CHICAGO — Standard & Poor’s has upgraded 10 local borrowers that have issued debt through the Michigan Transportation Fund — boosting most of them to top AAA marks— primarily due to high debt-service coverage.
The upgrades come despite Michigan transportation advocates warning that the state needs to find new sources of money to offset declining transportation-related revenues.
The local issuers upgraded by Standard & Poor’s enjoy such high debt-service coverage — sometimes more than 30 times — that they are in many ways protected from possible dips in the statewide revenue source, analysts said.
“For us to have upgraded the issuer, the coverage is high enough that they’re basically insulated from fluctuations,” said analyst Jane Ridley.
The Michigan Transportation Fund enhances city and county transportation bonds and notes by pledging a first-lien pledge on annual gas and weight taxes and other fees the state distributes to local governments.
State law requires that any future changes to the distribution formula cannot adversely affect the ability of local issuers to pay back their debt, and it restricts the amount of debt a borrower can issue based on the previous year’s distribution.
Standard & Poor’s maintains a AA “floor” for local transportation fund issuers based on a minimum of two times debt service, according to Ridley.
Most local borrowers, however, demonstrate debt-service coverage that is well beyond two times.
Pontiac, for example, a financially stressed city that the state has declared to be in a state of fiscal emergency, enjoys 32.88 times coverage on its debt issued through the Transportation Fund, making it one of the eight Michigan issuers upgraded to AAA by Standard & Poor’s.
In most cases, the issuers that were upgraded have historically enjoyed strong debt-service coverage, and are being upgraded now as Standard & Poor’s continue to revise its criteria for municipal debt.
“Our criteria has evolved over time and if some of the issuers have particularly strong coverage levels, they do not have to stay at AA,” Ridley said. “We are upgrading in some cases where we think higher ratings are warranted.”
In addition to upgrading 10 issuers, the agency affirmed its rating on five additional borrowers under the fund.
Eight issuers were upgraded to AAA from AA — Pontiac, the Livingston County Board of County Road Commissioners, Ann Arbor, Eaton County, Gladwin County, Troy, Cheboygan County, and the Montcalm County Board of County Road Commissioners.

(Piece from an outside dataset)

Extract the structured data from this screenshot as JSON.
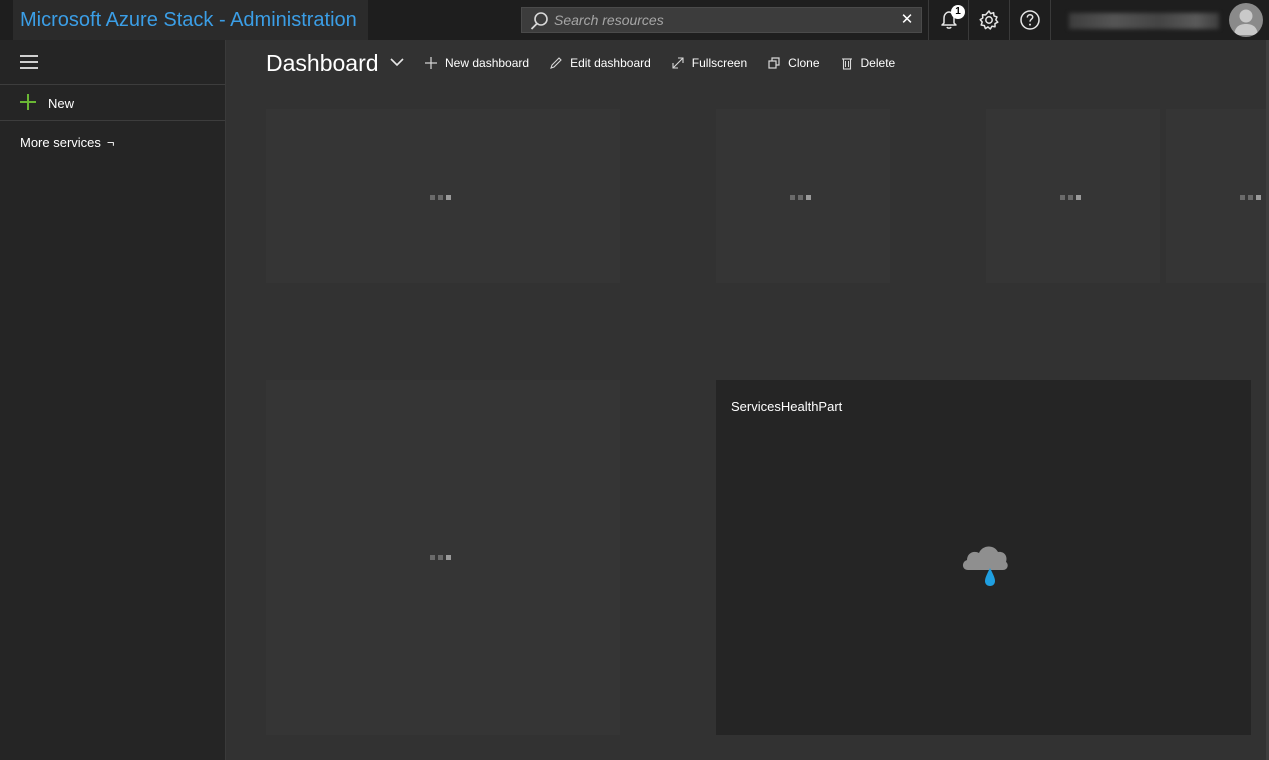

Battle Creek and Burton were upgraded to AA-plus from AA. St. Clair Shores, Romulus, Springfield, Rochester, and Saline all had their AA ratings affirmed.
For the fiscal year ending Sept. 30, 2009, the Transportation Fund totaled $1.84 billion, of which $1.63 billion was distributed among the various funds, including $322 million for municipalities, $563 million for counties, $155 million for the comprehensive transportation fund for public transportation, and $586 million for the state trunkline fund for highway projects, according to the fund’s annual revenue report.
In related news, Standard & Poor’s also upgraded 63 school districts across Illinois, Michigan, and Missouri.
The upgrades are the largely the result of revised criteria published in 2008 that looks closely at the factors that lead to financial stability in smaller or more remote communities.
The upgraded districts in Michigan are those analysts expect to weather budget cuts tied to the state’s decision this year to cut education funding to help balance its budget.
“Any district that was upgraded, we feel, has some resilience to any further adjustments the state could make in per-pupil revenues,” Ridley said.